▶ [WHAT IS BEING ASKED]:
All lines holding the word "icon" should be located in the records and copied.

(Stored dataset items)
* * * *

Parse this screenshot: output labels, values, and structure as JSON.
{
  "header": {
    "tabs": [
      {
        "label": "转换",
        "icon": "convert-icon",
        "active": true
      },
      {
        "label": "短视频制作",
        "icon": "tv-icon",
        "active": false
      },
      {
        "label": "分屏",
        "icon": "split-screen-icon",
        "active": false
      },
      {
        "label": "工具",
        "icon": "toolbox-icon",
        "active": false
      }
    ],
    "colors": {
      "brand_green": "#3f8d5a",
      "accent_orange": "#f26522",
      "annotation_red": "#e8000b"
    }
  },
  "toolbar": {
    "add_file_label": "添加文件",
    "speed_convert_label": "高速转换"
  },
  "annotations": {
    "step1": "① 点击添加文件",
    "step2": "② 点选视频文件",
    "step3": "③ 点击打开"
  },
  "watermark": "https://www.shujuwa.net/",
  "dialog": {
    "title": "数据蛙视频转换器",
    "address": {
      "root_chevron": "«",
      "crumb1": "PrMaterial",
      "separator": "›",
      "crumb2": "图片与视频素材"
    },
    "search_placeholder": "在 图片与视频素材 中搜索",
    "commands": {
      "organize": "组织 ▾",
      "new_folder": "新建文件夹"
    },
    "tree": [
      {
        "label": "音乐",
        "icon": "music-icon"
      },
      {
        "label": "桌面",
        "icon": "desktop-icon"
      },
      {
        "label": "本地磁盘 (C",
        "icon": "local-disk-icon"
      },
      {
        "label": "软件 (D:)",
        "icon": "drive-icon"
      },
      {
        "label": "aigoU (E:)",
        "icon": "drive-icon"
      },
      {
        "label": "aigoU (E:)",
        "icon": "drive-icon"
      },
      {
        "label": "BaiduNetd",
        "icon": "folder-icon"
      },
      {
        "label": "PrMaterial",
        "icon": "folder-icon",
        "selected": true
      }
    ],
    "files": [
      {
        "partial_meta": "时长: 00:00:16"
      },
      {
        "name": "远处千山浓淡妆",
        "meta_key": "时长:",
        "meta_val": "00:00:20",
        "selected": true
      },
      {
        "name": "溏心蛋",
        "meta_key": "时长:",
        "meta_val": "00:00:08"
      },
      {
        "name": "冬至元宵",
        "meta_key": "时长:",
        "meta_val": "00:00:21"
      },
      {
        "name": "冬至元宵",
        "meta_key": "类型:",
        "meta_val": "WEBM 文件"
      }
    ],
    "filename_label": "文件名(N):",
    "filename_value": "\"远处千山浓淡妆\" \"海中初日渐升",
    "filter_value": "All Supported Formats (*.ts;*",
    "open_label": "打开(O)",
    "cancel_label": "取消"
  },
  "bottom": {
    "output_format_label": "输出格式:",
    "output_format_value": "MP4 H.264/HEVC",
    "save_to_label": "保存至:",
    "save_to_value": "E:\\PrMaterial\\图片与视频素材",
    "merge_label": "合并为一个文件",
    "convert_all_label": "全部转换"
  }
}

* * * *

▶ [TASK RESULT]:
        "icon": "convert-icon",
        "icon": "tv-icon",
        "icon": "split-screen-icon",
        "icon": "toolbox-icon",
        "icon": "music-icon"
        "icon": "desktop-icon"
        "icon": "local-disk-icon"
        "icon": "drive-icon"
        "icon": "drive-icon"
        "icon": "drive-icon"
        "icon": "folder-icon"
        "icon": "folder-icon",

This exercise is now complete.